⟨

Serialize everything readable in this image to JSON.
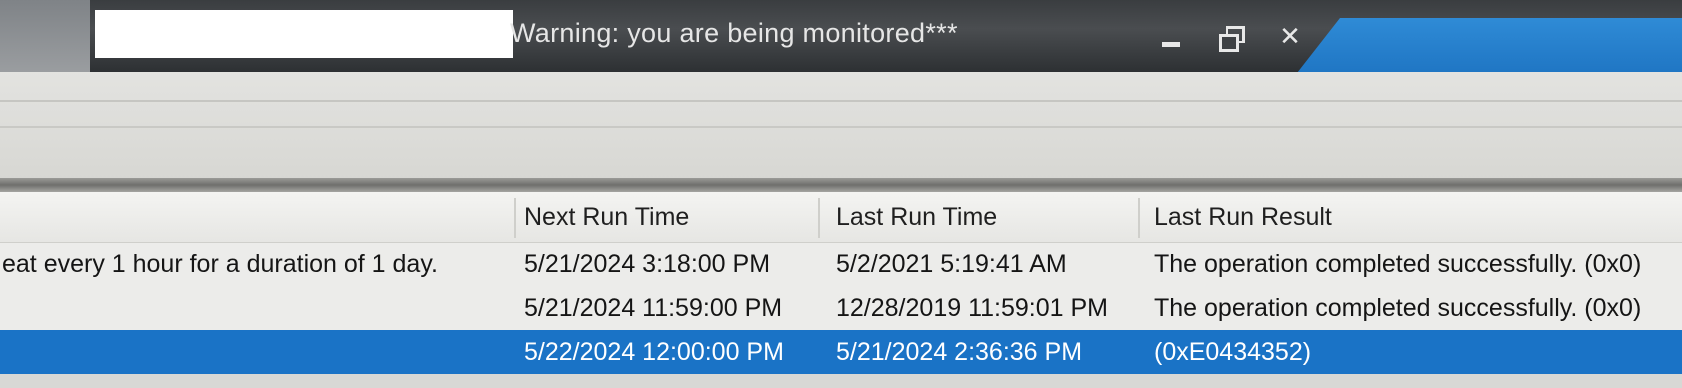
{
  "window": {
    "title": "Warning: you are being monitored***",
    "controls": {
      "minimize_icon": "minimize-icon",
      "restore_icon": "restore-icon",
      "close_glyph": "✕"
    },
    "accent_color": "#1a73c6"
  },
  "task_list": {
    "columns": [
      "Next Run Time",
      "Last Run Time",
      "Last Run Result"
    ],
    "rows": [
      {
        "trigger": "eat every 1 hour for a duration of 1 day.",
        "next_run": "5/21/2024 3:18:00 PM",
        "last_run": "5/2/2021 5:19:41 AM",
        "result": "The operation completed successfully. (0x0)",
        "selected": false
      },
      {
        "trigger": "",
        "next_run": "5/21/2024 11:59:00 PM",
        "last_run": "12/28/2019 11:59:01 PM",
        "result": "The operation completed successfully. (0x0)",
        "selected": false
      },
      {
        "trigger": "",
        "next_run": "5/22/2024 12:00:00 PM",
        "last_run": "5/21/2024 2:36:36 PM",
        "result": "(0xE0434352)",
        "selected": true
      }
    ]
  }
}
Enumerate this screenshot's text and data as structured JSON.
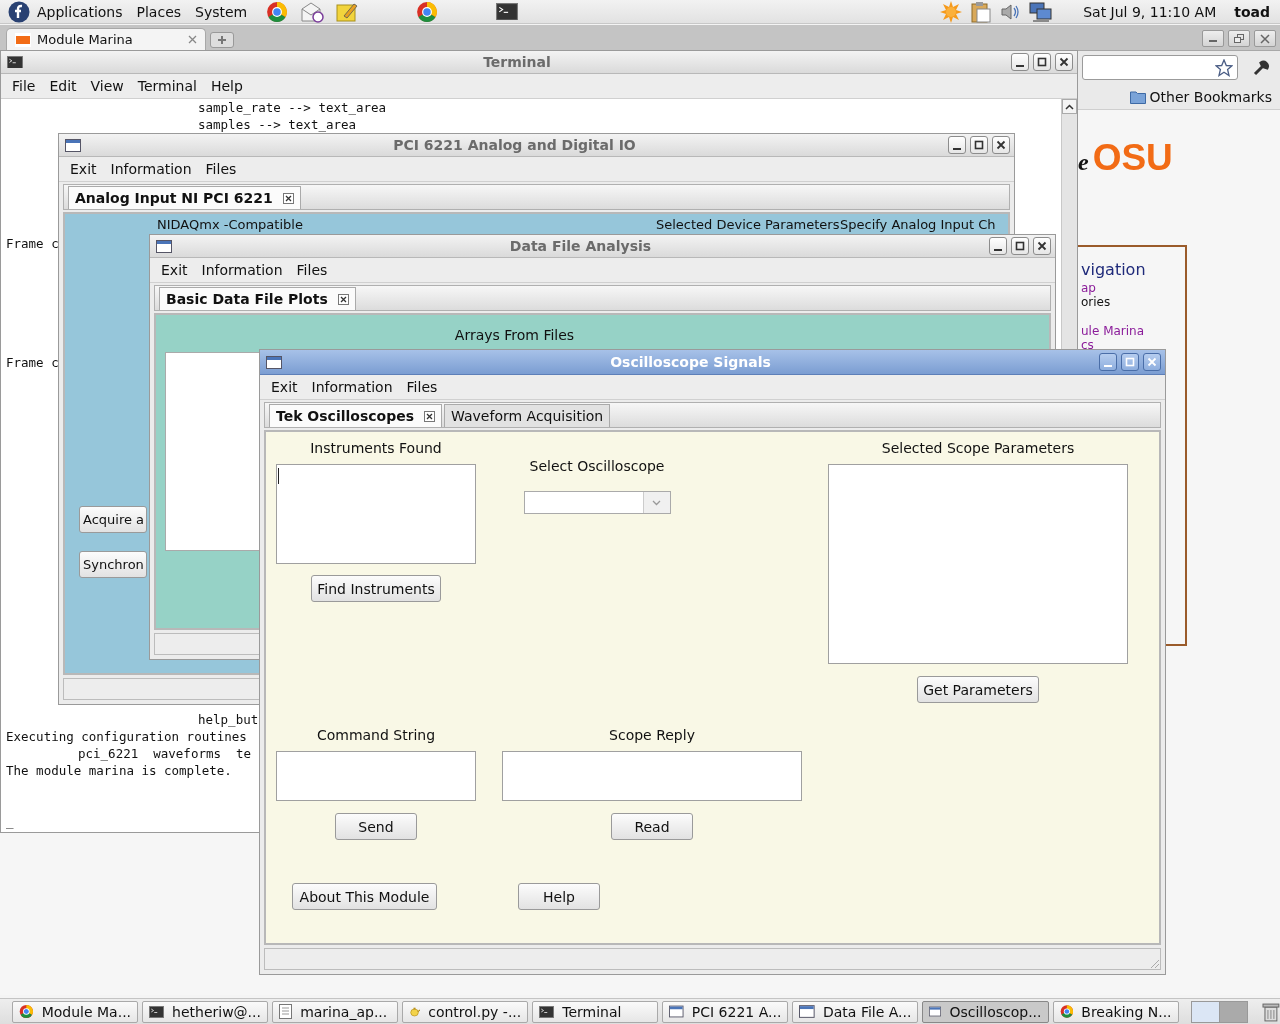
{
  "top_panel": {
    "menus": [
      "Applications",
      "Places",
      "System"
    ],
    "clock": "Sat Jul  9, 11:10 AM",
    "user": "toad"
  },
  "browser": {
    "tab": {
      "label": "Module Marina",
      "selected": true
    },
    "bookmarks": [
      "Other Bookmarks"
    ],
    "page": {
      "logo_fragment": "e",
      "logo": "OSU",
      "nav_heading": "vigation",
      "nav_links": [
        {
          "text": "ap",
          "kind": "link"
        },
        {
          "text": "ories",
          "kind": "plain"
        },
        {
          "text": "ule Marina",
          "kind": "link"
        },
        {
          "text": "cs",
          "kind": "link"
        }
      ]
    }
  },
  "terminal": {
    "title": "Terminal",
    "active": false,
    "menus": [
      "File",
      "Edit",
      "View",
      "Terminal",
      "Help"
    ],
    "lines": [
      {
        "text": "sample_rate --> text_area",
        "kind": "deep"
      },
      {
        "text": "samples --> text_area",
        "kind": "deep"
      },
      {
        "text": "Frame c",
        "kind": "plain"
      },
      {
        "text": "Frame c",
        "kind": "plain"
      },
      {
        "text": "help_but",
        "kind": "deep"
      },
      {
        "text": "Executing configuration routines",
        "kind": "plain"
      },
      {
        "text": "pci_6221  waveforms  te",
        "kind": "mid"
      },
      {
        "text": "The module marina is complete.",
        "kind": "plain"
      },
      {
        "text": "_",
        "kind": "plain"
      }
    ]
  },
  "pci_window": {
    "title": "PCI 6221 Analog and Digital IO",
    "active": false,
    "menus": [
      "Exit",
      "Information",
      "Files"
    ],
    "tabs": [
      {
        "label": "Analog Input NI PCI 6221",
        "selected": true
      }
    ],
    "labels": [
      "NIDAQmx -Compatible",
      "Selected Device Parameters",
      "Specify Analog Input Ch"
    ],
    "buttons": [
      "Acquire a",
      "Synchron"
    ]
  },
  "data_window": {
    "title": "Data File Analysis",
    "active": false,
    "menus": [
      "Exit",
      "Information",
      "Files"
    ],
    "tabs": [
      {
        "label": "Basic Data File Plots",
        "selected": true
      }
    ],
    "heading": "Arrays From Files"
  },
  "scope_window": {
    "title": "Oscilloscope Signals",
    "active": true,
    "menus": [
      "Exit",
      "Information",
      "Files"
    ],
    "tabs": [
      {
        "label": "Tek Oscilloscopes",
        "selected": true
      },
      {
        "label": "Waveform Acquisition",
        "selected": false
      }
    ],
    "instruments": {
      "label": "Instruments Found",
      "button": "Find Instruments"
    },
    "select": {
      "label": "Select Oscilloscope"
    },
    "parameters": {
      "label": "Selected Scope Parameters",
      "button": "Get Parameters"
    },
    "command": {
      "label": "Command String",
      "button": "Send"
    },
    "reply": {
      "label": "Scope Reply",
      "button": "Read"
    },
    "buttons": [
      "About This Module",
      "Help"
    ]
  },
  "taskbar": [
    {
      "label": "Module Ma...",
      "kind": "browser",
      "selected": false
    },
    {
      "label": "hetheriw@...",
      "kind": "terminal",
      "selected": false
    },
    {
      "label": "marina_ap...",
      "kind": "document",
      "selected": false
    },
    {
      "label": "control.py -...",
      "kind": "editor",
      "selected": false
    },
    {
      "label": "Terminal",
      "kind": "terminal",
      "selected": false
    },
    {
      "label": "PCI 6221 A...",
      "kind": "window",
      "selected": false
    },
    {
      "label": "Data File A...",
      "kind": "window",
      "selected": false
    },
    {
      "label": "Oscilloscop...",
      "kind": "window",
      "selected": true
    },
    {
      "label": "Breaking N...",
      "kind": "browser",
      "selected": false
    }
  ]
}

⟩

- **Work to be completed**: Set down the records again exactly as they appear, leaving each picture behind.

- **Answer box**:
Serialize everything readable in this image to JSON.
{
  "window": {
    "title": "Warning: you are being monitored***",
    "controls": {
      "minimize_icon": "minimize-icon",
      "restore_icon": "restore-icon",
      "close_glyph": "✕"
    },
    "accent_color": "#1a73c6"
  },
  "task_list": {
    "columns": [
      "Next Run Time",
      "Last Run Time",
      "Last Run Result"
    ],
    "rows": [
      {
        "trigger": "eat every 1 hour for a duration of 1 day.",
        "next_run": "5/21/2024 3:18:00 PM",
        "last_run": "5/2/2021 5:19:41 AM",
        "result": "The operation completed successfully. (0x0)",
        "selected": false
      },
      {
        "trigger": "",
        "next_run": "5/21/2024 11:59:00 PM",
        "last_run": "12/28/2019 11:59:01 PM",
        "result": "The operation completed successfully. (0x0)",
        "selected": false
      },
      {
        "trigger": "",
        "next_run": "5/22/2024 12:00:00 PM",
        "last_run": "5/21/2024 2:36:36 PM",
        "result": "(0xE0434352)",
        "selected": true
      }
    ]
  }
}
Enumerate this screenshot's text and data as structured JSON.
{
  "top_panel": {
    "menus": [
      "Applications",
      "Places",
      "System"
    ],
    "clock": "Sat Jul  9, 11:10 AM",
    "user": "toad"
  },
  "browser": {
    "tab": {
      "label": "Module Marina",
      "selected": true
    },
    "bookmarks": [
      "Other Bookmarks"
    ],
    "page": {
      "logo_fragment": "e",
      "logo": "OSU",
      "nav_heading": "vigation",
      "nav_links": [
        {
          "text": "ap",
          "kind": "link"
        },
        {
          "text": "ories",
          "kind": "plain"
        },
        {
          "text": "ule Marina",
          "kind": "link"
        },
        {
          "text": "cs",
          "kind": "link"
        }
      ]
    }
  },
  "terminal": {
    "title": "Terminal",
    "active": false,
    "menus": [
      "File",
      "Edit",
      "View",
      "Terminal",
      "Help"
    ],
    "lines": [
      {
        "text": "sample_rate --> text_area",
        "kind": "deep"
      },
      {
        "text": "samples --> text_area",
        "kind": "deep"
      },
      {
        "text": "Frame c",
        "kind": "plain"
      },
      {
        "text": "Frame c",
        "kind": "plain"
      },
      {
        "text": "help_but",
        "kind": "deep"
      },
      {
        "text": "Executing configuration routines",
        "kind": "plain"
      },
      {
        "text": "pci_6221  waveforms  te",
        "kind": "mid"
      },
      {
        "text": "The module marina is complete.",
        "kind": "plain"
      },
      {
        "text": "_",
        "kind": "plain"
      }
    ]
  },
  "pci_window": {
    "title": "PCI 6221 Analog and Digital IO",
    "active": false,
    "menus": [
      "Exit",
      "Information",
      "Files"
    ],
    "tabs": [
      {
        "label": "Analog Input NI PCI 6221",
        "selected": true
      }
    ],
    "labels": [
      "NIDAQmx -Compatible",
      "Selected Device Parameters",
      "Specify Analog Input Ch"
    ],
    "buttons": [
      "Acquire a",
      "Synchron"
    ]
  },
  "data_window": {
    "title": "Data File Analysis",
    "active": false,
    "menus": [
      "Exit",
      "Information",
      "Files"
    ],
    "tabs": [
      {
        "label": "Basic Data File Plots",
        "selected": true
      }
    ],
    "heading": "Arrays From Files"
  },
  "scope_window": {
    "title": "Oscilloscope Signals",
    "active": true,
    "menus": [
      "Exit",
      "Information",
      "Files"
    ],
    "tabs": [
      {
        "label": "Tek Oscilloscopes",
        "selected": true
      },
      {
        "label": "Waveform Acquisition",
        "selected": false
      }
    ],
    "instruments": {
      "label": "Instruments Found",
      "button": "Find Instruments"
    },
    "select": {
      "label": "Select Oscilloscope"
    },
    "parameters": {
      "label": "Selected Scope Parameters",
      "button": "Get Parameters"
    },
    "command": {
      "label": "Command String",
      "button": "Send"
    },
    "reply": {
      "label": "Scope Reply",
      "button": "Read"
    },
    "buttons": [
      "About This Module",
      "Help"
    ]
  },
  "taskbar": [
    {
      "label": "Module Ma...",
      "kind": "browser",
      "selected": false
    },
    {
      "label": "hetheriw@...",
      "kind": "terminal",
      "selected": false
    },
    {
      "label": "marina_ap...",
      "kind": "document",
      "selected": false
    },
    {
      "label": "control.py -...",
      "kind": "editor",
      "selected": false
    },
    {
      "label": "Terminal",
      "kind": "terminal",
      "selected": false
    },
    {
      "label": "PCI 6221 A...",
      "kind": "window",
      "selected": false
    },
    {
      "label": "Data File A...",
      "kind": "window",
      "selected": false
    },
    {
      "label": "Oscilloscop...",
      "kind": "window",
      "selected": true
    },
    {
      "label": "Breaking N...",
      "kind": "browser",
      "selected": false
    }
  ]
}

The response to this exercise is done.